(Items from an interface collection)

***

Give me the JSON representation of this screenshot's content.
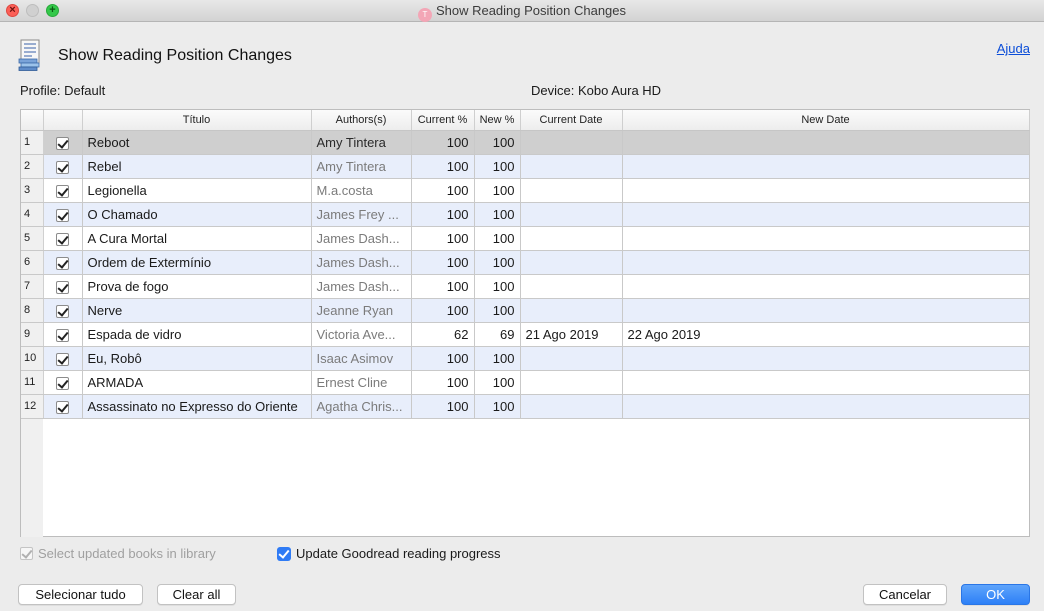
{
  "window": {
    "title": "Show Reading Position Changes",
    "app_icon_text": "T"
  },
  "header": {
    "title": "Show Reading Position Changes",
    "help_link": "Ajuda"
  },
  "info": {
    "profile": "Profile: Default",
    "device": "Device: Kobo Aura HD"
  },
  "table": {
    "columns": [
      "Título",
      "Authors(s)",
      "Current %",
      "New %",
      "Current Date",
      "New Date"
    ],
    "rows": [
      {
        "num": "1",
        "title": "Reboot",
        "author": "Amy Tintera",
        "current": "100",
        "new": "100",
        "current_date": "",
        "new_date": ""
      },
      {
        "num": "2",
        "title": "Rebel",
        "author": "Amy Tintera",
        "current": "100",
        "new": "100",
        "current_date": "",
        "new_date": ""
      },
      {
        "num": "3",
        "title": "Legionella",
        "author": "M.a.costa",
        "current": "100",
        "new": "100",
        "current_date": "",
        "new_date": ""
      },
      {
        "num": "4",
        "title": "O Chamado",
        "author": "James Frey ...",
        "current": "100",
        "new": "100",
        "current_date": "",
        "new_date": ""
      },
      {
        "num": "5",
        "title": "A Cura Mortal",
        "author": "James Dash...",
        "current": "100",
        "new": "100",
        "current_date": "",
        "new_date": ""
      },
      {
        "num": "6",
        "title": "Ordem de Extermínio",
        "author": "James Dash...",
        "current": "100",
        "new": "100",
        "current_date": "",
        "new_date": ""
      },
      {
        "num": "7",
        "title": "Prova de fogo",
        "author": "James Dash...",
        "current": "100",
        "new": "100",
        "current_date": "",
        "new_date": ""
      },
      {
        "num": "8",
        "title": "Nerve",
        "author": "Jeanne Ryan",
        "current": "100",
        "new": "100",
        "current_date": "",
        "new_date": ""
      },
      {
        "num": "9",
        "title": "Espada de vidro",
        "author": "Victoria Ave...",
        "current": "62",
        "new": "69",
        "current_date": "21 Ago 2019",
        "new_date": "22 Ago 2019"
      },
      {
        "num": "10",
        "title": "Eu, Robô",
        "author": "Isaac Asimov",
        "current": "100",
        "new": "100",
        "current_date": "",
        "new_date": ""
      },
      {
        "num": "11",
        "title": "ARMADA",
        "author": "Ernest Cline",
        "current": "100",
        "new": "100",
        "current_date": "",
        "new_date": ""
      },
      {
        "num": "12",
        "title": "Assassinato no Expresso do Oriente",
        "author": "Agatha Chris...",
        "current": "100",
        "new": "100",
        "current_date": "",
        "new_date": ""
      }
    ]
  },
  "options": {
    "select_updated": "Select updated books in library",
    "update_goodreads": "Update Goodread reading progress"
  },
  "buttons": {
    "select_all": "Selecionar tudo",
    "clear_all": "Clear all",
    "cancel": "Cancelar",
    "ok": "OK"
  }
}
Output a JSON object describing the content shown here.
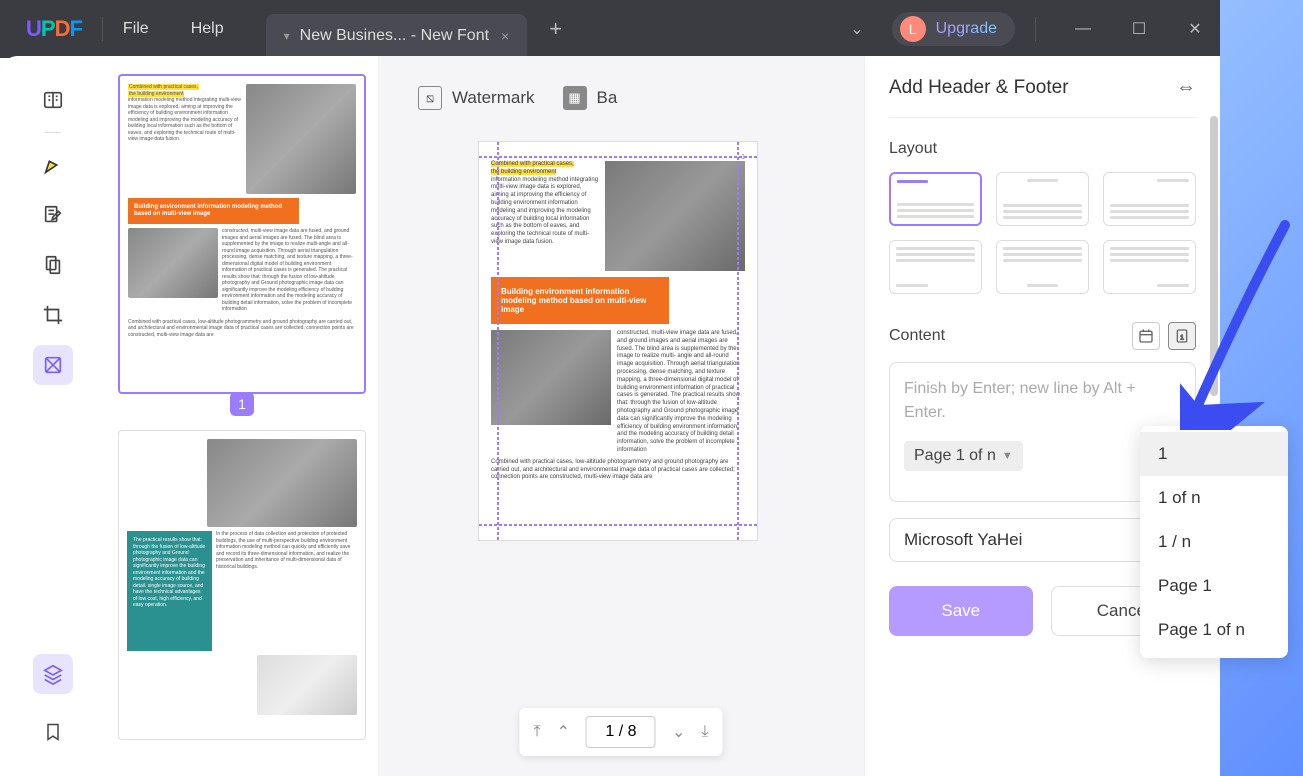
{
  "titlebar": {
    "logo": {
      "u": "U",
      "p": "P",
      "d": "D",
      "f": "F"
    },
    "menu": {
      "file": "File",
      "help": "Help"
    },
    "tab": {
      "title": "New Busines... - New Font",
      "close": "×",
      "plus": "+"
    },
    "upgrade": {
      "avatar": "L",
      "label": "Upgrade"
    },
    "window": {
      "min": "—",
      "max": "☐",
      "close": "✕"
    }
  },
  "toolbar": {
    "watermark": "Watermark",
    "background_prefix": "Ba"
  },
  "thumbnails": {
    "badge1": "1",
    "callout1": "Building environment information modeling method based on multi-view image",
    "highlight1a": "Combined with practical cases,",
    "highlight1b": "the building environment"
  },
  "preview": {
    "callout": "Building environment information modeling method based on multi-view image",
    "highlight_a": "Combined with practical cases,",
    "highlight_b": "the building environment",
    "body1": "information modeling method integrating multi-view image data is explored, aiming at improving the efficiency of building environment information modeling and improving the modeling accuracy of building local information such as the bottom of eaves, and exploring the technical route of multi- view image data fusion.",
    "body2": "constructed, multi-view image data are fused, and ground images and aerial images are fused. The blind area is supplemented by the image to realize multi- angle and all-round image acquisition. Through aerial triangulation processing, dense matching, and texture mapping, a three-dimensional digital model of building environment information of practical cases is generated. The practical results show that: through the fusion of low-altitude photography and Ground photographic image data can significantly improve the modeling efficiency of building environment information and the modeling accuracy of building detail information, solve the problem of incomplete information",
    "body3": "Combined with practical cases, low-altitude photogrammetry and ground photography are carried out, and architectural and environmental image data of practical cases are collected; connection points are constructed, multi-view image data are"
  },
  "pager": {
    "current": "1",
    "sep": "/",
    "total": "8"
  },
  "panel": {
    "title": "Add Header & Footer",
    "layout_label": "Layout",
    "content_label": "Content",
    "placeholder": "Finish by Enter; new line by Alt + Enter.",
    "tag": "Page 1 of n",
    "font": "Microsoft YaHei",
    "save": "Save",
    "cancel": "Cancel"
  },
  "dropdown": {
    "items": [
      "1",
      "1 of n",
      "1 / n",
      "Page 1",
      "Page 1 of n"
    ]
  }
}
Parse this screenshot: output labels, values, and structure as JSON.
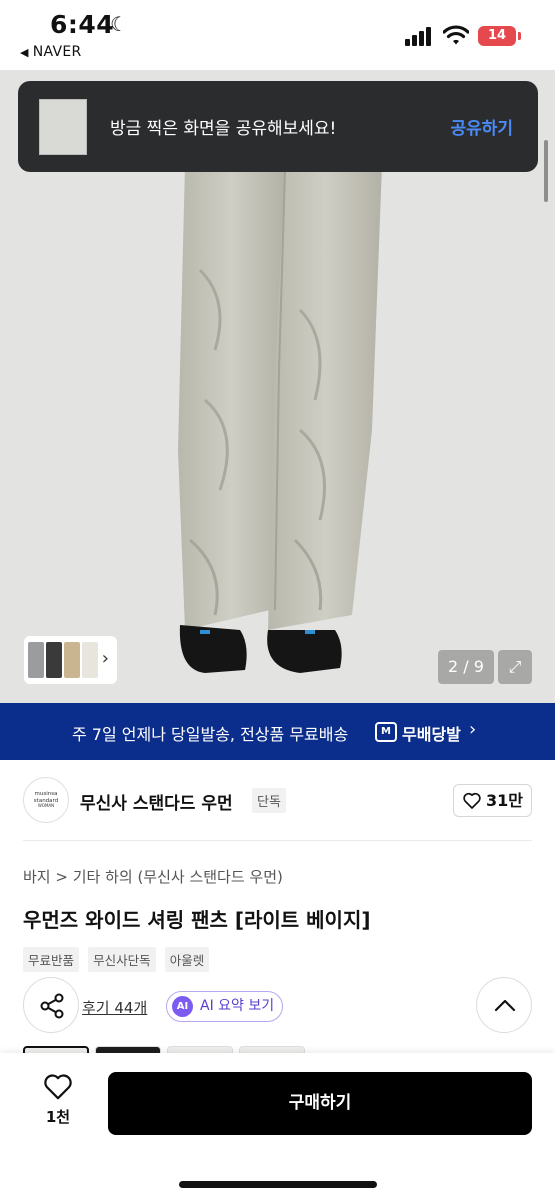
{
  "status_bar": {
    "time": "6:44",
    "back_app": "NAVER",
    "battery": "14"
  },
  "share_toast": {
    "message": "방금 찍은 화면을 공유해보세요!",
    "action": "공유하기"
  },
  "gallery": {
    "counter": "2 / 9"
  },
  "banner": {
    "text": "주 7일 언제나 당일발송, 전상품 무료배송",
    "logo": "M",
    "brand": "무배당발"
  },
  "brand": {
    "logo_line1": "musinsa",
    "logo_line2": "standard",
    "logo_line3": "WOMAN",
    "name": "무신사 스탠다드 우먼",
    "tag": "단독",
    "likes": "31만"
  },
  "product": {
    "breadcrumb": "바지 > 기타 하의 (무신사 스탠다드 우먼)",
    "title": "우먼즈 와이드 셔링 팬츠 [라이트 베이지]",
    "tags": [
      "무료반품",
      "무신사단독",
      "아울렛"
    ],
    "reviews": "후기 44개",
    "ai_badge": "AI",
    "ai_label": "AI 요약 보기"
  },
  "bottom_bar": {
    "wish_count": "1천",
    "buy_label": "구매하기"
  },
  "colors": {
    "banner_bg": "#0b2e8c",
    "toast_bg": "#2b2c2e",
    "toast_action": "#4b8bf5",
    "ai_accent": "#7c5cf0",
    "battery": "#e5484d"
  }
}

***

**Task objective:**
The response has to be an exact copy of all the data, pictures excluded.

**Result of this task:**
Give me the JSON representation of this screenshot's content.
{
  "window": {
    "title": "Show Reading Position Changes",
    "app_icon_text": "T"
  },
  "header": {
    "title": "Show Reading Position Changes",
    "help_link": "Ajuda"
  },
  "info": {
    "profile": "Profile: Default",
    "device": "Device: Kobo Aura HD"
  },
  "table": {
    "columns": [
      "Título",
      "Authors(s)",
      "Current %",
      "New %",
      "Current Date",
      "New Date"
    ],
    "rows": [
      {
        "num": "1",
        "title": "Reboot",
        "author": "Amy Tintera",
        "current": "100",
        "new": "100",
        "current_date": "",
        "new_date": ""
      },
      {
        "num": "2",
        "title": "Rebel",
        "author": "Amy Tintera",
        "current": "100",
        "new": "100",
        "current_date": "",
        "new_date": ""
      },
      {
        "num": "3",
        "title": "Legionella",
        "author": "M.a.costa",
        "current": "100",
        "new": "100",
        "current_date": "",
        "new_date": ""
      },
      {
        "num": "4",
        "title": "O Chamado",
        "author": "James Frey ...",
        "current": "100",
        "new": "100",
        "current_date": "",
        "new_date": ""
      },
      {
        "num": "5",
        "title": "A Cura Mortal",
        "author": "James Dash...",
        "current": "100",
        "new": "100",
        "current_date": "",
        "new_date": ""
      },
      {
        "num": "6",
        "title": "Ordem de Extermínio",
        "author": "James Dash...",
        "current": "100",
        "new": "100",
        "current_date": "",
        "new_date": ""
      },
      {
        "num": "7",
        "title": "Prova de fogo",
        "author": "James Dash...",
        "current": "100",
        "new": "100",
        "current_date": "",
        "new_date": ""
      },
      {
        "num": "8",
        "title": "Nerve",
        "author": "Jeanne Ryan",
        "current": "100",
        "new": "100",
        "current_date": "",
        "new_date": ""
      },
      {
        "num": "9",
        "title": "Espada de vidro",
        "author": "Victoria Ave...",
        "current": "62",
        "new": "69",
        "current_date": "21 Ago 2019",
        "new_date": "22 Ago 2019"
      },
      {
        "num": "10",
        "title": "Eu, Robô",
        "author": "Isaac Asimov",
        "current": "100",
        "new": "100",
        "current_date": "",
        "new_date": ""
      },
      {
        "num": "11",
        "title": "ARMADA",
        "author": "Ernest Cline",
        "current": "100",
        "new": "100",
        "current_date": "",
        "new_date": ""
      },
      {
        "num": "12",
        "title": "Assassinato no Expresso do Oriente",
        "author": "Agatha Chris...",
        "current": "100",
        "new": "100",
        "current_date": "",
        "new_date": ""
      }
    ]
  },
  "options": {
    "select_updated": "Select updated books in library",
    "update_goodreads": "Update Goodread reading progress"
  },
  "buttons": {
    "select_all": "Selecionar tudo",
    "clear_all": "Clear all",
    "cancel": "Cancelar",
    "ok": "OK"
  }
}
Output a JSON object describing the content shown here.
{
  "titlebar": {
    "logo": {
      "u": "U",
      "p": "P",
      "d": "D",
      "f": "F"
    },
    "menu": {
      "file": "File",
      "help": "Help"
    },
    "tab": {
      "title": "New Busines... - New Font",
      "close": "×",
      "plus": "+"
    },
    "upgrade": {
      "avatar": "L",
      "label": "Upgrade"
    },
    "window": {
      "min": "—",
      "max": "☐",
      "close": "✕"
    }
  },
  "toolbar": {
    "watermark": "Watermark",
    "background_prefix": "Ba"
  },
  "thumbnails": {
    "badge1": "1",
    "callout1": "Building environment information modeling method based on multi-view image",
    "highlight1a": "Combined with practical cases,",
    "highlight1b": "the building environment"
  },
  "preview": {
    "callout": "Building environment information modeling method based on multi-view image",
    "highlight_a": "Combined with practical cases,",
    "highlight_b": "the building environment",
    "body1": "information modeling method integrating multi-view image data is explored, aiming at improving the efficiency of building environment information modeling and improving the modeling accuracy of building local information such as the bottom of eaves, and exploring the technical route of multi- view image data fusion.",
    "body2": "constructed, multi-view image data are fused, and ground images and aerial images are fused. The blind area is supplemented by the image to realize multi- angle and all-round image acquisition. Through aerial triangulation processing, dense matching, and texture mapping, a three-dimensional digital model of building environment information of practical cases is generated. The practical results show that: through the fusion of low-altitude photography and Ground photographic image data can significantly improve the modeling efficiency of building environment information and the modeling accuracy of building detail information, solve the problem of incomplete information",
    "body3": "Combined with practical cases, low-altitude photogrammetry and ground photography are carried out, and architectural and environmental image data of practical cases are collected; connection points are constructed, multi-view image data are"
  },
  "pager": {
    "current": "1",
    "sep": "/",
    "total": "8"
  },
  "panel": {
    "title": "Add Header & Footer",
    "layout_label": "Layout",
    "content_label": "Content",
    "placeholder": "Finish by Enter; new line by Alt + Enter.",
    "tag": "Page 1 of n",
    "font": "Microsoft YaHei",
    "save": "Save",
    "cancel": "Cancel"
  },
  "dropdown": {
    "items": [
      "1",
      "1 of n",
      "1 / n",
      "Page 1",
      "Page 1 of n"
    ]
  }
}
Parse this screenshot: output labels, values, and structure as JSON.
{
  "status_bar": {
    "time": "6:44",
    "back_app": "NAVER",
    "battery": "14"
  },
  "share_toast": {
    "message": "방금 찍은 화면을 공유해보세요!",
    "action": "공유하기"
  },
  "gallery": {
    "counter": "2 / 9"
  },
  "banner": {
    "text": "주 7일 언제나 당일발송, 전상품 무료배송",
    "logo": "M",
    "brand": "무배당발"
  },
  "brand": {
    "logo_line1": "musinsa",
    "logo_line2": "standard",
    "logo_line3": "WOMAN",
    "name": "무신사 스탠다드 우먼",
    "tag": "단독",
    "likes": "31만"
  },
  "product": {
    "breadcrumb": "바지 > 기타 하의 (무신사 스탠다드 우먼)",
    "title": "우먼즈 와이드 셔링 팬츠 [라이트 베이지]",
    "tags": [
      "무료반품",
      "무신사단독",
      "아울렛"
    ],
    "reviews": "후기 44개",
    "ai_badge": "AI",
    "ai_label": "AI 요약 보기"
  },
  "bottom_bar": {
    "wish_count": "1천",
    "buy_label": "구매하기"
  },
  "colors": {
    "banner_bg": "#0b2e8c",
    "toast_bg": "#2b2c2e",
    "toast_action": "#4b8bf5",
    "ai_accent": "#7c5cf0",
    "battery": "#e5484d"
  }
}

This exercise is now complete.